People used to wrongly assume that there are special laws governing the construction industry in Malaysia. Although this industry itself is a sector contributing towards the economy of the country, the law applicable to this industry are tort and primarily law of contract.
The obligations, roles and remedies between parties in construction industry are usually covered by construction contracts entered into by parties, common ones being used are PAM (Persatuan Arkitek Malaysia) Main and Sub-Contracts 2006. The other examples are Jabatan Kerja Raya Form (JKR) contract where it is used for public contract.
As a reminder, construction contract award process begins when:
- the client (employer) awards the project to the main-contractor;
- then, the main contractor will award parts or whole of the contract to subcontractors; nominated by client or appointed by main contractor.
- the subcontractors will either undertake to complete the job themselves and source for supplies of materials and machineries.
- Otherwise, they will delegate the job to sub-sub-contractors who will source for supplies of materials and machineries to complete the project undertaken
Common scenarios faced by You
The most common disputes in construction industry in Malaysia are payment dispute; followed by variation of works.
When an architect certificate is issued certifying the work has been completed, there is a grace period for payment to be made for the work done. 2 problems usually happen to client:
- Architect certificate did not reflect the works done;
- When architect certificate reflects the work done, the party who is obliged to pay under the letter of award may default to pay after the grace period.
When main contractor requests for variation of work under instruction of client, subcontractor is confused as to whether the variation falls within the work stated in letter of award. When it falls outside, subcontractor can demand for payment for extra work done.
Solutions for You
When it comes to solve the issues faced by customers, the options depend on the issues faced; whether it is for demand for payment or variation of work.

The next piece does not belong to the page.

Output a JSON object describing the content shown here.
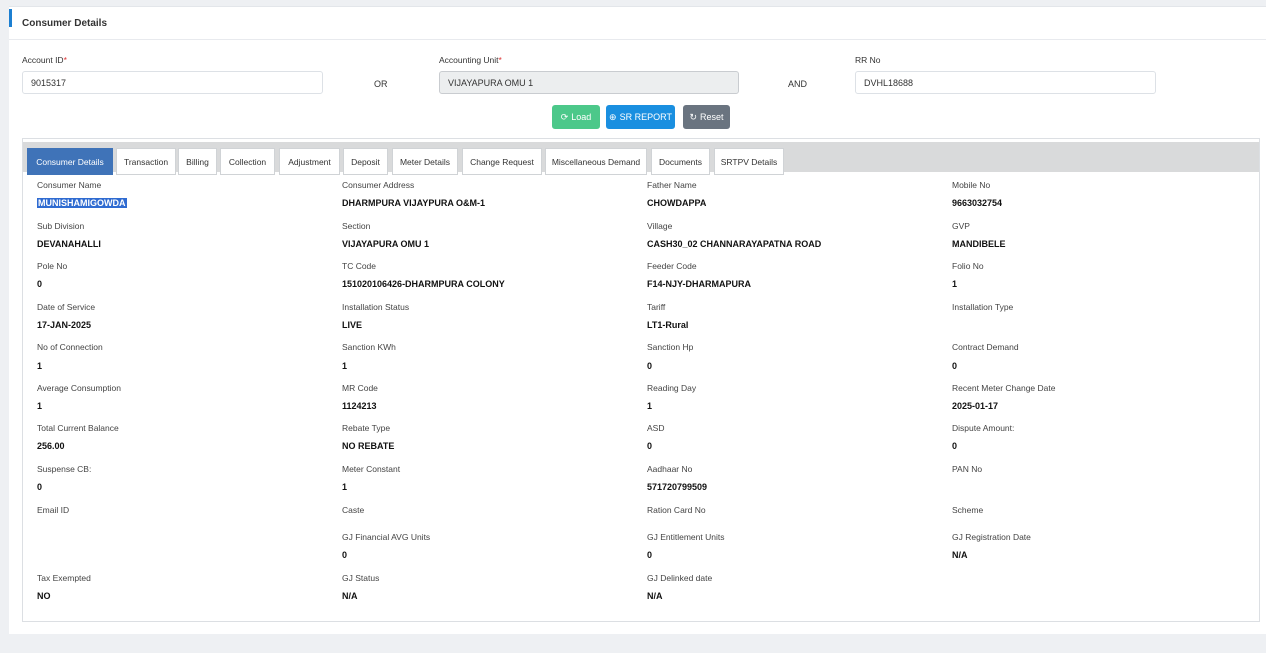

When there is an existing contract between the parties and claim is only for monetary, subject to the existence of arbitration clause, the recommended option is adjudication under CIPAA 2012 (Construction Industry Payment and Adjudication Act 2012) as it the process is faster. Alternatively, arbitration and court proceedings can be used; especially when the grounds in dispute are not only for demand for payment.
The terms and conditions of the contract (usually letter of award) are construed strictly. When the variations requested are necessary for the completion the project, it impliedly falls within obligation of contractors. However, when the works are not required for completion of the project and are not expressly stated in the contract, client may have to pay contractors for the extra work done.